Philadelphia's Department of Revenue says it collected $6.4 million from the city's new soda tax in February, and says that's more than the $5.9 million it projected... While the city was still optimistic last month that it would meet its annual projection of $91 million, that would require monthly revenue of $7.87 million for the remainder of the year.
Soda companies, which are challenging the Philadelphia tax in court, also say sales are down in the city, which anyone living here should be able to confirm. Pepsi said this week it would stop distributing two-liter bottles and six packs to stores in Philadelphia because of the effect the tax has had on sales. "Because of the Philly Beverage Tax, people are buying far fewer taxed beverages," Pepsi wrote
Pepsi previously laid off dozens of workers in Philadelphia-area plants due to the tax.
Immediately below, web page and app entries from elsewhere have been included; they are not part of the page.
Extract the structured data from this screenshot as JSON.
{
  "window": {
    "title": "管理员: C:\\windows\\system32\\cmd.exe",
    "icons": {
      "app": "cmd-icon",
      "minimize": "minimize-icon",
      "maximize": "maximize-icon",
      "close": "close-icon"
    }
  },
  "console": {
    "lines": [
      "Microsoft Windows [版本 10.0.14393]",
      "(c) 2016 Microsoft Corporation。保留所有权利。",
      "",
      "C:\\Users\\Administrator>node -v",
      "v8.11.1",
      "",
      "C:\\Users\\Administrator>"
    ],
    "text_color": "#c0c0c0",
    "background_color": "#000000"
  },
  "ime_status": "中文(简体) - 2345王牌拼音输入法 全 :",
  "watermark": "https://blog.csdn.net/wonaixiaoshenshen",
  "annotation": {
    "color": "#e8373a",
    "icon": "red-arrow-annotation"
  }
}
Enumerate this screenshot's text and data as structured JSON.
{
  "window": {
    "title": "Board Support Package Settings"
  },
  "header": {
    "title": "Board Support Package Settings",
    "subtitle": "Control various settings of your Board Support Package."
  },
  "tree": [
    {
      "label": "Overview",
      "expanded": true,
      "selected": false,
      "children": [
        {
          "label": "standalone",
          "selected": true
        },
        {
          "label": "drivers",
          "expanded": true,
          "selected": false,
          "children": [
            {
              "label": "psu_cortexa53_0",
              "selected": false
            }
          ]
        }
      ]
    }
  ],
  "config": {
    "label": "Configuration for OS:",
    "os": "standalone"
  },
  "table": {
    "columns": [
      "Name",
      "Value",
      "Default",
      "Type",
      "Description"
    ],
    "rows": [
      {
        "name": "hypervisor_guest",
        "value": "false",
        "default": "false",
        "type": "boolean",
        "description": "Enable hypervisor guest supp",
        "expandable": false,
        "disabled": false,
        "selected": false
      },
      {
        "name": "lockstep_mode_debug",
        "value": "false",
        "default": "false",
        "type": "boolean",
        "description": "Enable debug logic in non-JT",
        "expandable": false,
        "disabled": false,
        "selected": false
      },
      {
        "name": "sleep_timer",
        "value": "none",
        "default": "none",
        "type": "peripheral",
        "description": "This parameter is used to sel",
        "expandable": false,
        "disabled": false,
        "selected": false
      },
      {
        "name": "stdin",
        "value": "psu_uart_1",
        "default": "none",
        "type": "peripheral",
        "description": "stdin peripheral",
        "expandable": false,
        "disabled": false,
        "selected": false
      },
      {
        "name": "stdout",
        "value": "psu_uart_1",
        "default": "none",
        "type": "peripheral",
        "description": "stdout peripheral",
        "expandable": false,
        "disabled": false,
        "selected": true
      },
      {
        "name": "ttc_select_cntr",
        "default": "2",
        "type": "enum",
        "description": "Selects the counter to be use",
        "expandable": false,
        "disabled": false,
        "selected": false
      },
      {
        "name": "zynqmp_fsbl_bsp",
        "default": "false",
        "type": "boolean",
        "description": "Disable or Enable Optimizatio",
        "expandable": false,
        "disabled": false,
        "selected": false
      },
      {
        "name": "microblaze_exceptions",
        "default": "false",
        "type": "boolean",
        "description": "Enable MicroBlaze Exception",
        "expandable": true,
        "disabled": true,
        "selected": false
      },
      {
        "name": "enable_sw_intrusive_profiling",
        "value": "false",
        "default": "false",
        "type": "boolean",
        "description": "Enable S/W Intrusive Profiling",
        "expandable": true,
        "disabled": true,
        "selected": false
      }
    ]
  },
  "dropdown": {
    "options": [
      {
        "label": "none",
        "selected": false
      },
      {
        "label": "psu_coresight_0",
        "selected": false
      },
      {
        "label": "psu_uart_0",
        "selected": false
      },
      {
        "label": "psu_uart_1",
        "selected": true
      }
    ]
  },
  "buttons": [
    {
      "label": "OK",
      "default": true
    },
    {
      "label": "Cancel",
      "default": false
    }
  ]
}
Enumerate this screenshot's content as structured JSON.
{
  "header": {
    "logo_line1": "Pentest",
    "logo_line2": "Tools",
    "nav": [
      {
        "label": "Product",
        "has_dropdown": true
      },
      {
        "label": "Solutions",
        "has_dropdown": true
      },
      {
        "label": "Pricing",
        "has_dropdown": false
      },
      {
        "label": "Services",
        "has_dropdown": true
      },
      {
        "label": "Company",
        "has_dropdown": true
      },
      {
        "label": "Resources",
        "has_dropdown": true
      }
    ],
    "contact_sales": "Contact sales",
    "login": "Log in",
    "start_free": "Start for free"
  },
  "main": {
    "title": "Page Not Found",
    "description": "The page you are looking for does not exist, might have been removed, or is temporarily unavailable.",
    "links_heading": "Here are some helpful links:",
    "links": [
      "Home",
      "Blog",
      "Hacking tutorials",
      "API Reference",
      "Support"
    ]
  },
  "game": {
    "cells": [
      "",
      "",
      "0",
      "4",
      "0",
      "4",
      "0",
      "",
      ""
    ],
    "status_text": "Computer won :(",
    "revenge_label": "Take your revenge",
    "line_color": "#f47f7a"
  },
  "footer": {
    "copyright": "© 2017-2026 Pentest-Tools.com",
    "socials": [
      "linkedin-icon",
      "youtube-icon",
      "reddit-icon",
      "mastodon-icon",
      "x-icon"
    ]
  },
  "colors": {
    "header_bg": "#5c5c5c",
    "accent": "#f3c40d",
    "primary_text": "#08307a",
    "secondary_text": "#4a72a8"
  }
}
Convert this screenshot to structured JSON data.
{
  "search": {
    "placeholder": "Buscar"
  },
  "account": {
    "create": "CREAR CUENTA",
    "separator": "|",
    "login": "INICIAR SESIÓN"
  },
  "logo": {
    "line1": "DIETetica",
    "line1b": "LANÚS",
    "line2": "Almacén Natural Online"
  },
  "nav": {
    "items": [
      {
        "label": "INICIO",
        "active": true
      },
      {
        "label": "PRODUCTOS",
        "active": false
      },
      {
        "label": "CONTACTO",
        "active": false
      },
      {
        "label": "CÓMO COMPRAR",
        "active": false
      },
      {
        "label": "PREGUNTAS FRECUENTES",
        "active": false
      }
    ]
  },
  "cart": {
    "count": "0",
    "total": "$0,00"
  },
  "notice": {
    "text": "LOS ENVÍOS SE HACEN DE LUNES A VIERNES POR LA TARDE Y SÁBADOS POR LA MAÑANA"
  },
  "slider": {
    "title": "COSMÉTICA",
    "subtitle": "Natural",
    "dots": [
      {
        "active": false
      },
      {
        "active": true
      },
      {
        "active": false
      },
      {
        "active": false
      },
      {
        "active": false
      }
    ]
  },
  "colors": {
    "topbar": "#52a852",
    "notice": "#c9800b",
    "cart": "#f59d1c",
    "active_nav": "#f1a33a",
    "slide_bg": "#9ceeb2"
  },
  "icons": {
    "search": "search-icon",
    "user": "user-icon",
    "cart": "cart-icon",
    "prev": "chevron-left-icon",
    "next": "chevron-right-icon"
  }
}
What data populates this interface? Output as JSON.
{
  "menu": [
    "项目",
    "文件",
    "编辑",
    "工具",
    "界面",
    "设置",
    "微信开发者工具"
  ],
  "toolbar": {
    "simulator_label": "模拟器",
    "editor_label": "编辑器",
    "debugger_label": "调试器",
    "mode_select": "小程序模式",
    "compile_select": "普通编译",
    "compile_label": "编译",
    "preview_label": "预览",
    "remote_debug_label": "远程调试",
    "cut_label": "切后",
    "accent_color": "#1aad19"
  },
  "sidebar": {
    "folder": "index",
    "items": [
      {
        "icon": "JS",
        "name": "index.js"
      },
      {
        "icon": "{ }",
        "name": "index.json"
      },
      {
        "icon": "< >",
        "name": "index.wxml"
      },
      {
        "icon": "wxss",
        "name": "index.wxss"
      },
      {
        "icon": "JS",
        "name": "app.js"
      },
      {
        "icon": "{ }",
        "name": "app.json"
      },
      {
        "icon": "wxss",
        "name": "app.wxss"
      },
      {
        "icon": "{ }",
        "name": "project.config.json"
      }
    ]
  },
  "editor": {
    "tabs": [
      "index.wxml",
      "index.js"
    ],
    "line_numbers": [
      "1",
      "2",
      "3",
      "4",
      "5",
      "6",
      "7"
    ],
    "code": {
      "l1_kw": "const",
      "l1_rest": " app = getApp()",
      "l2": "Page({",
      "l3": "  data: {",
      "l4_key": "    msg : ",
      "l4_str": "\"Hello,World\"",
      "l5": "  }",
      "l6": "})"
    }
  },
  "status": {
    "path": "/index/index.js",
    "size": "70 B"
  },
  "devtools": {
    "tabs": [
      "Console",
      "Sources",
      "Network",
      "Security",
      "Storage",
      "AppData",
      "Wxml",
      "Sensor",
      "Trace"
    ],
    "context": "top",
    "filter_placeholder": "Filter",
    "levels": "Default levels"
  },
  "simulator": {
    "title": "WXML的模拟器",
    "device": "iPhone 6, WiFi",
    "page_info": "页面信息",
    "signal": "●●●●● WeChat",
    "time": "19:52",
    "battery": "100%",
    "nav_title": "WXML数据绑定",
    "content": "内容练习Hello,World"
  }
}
The city uses Pepsi's opposition to a tax that obviously harms it as a reason to dismiss any of the company's complaints. "Pepsi's reasoning for their layoffs and for no longer distributing certain beverage sizes is all self-reported by a company that is actively fighting to overturn the beverage tax in court,"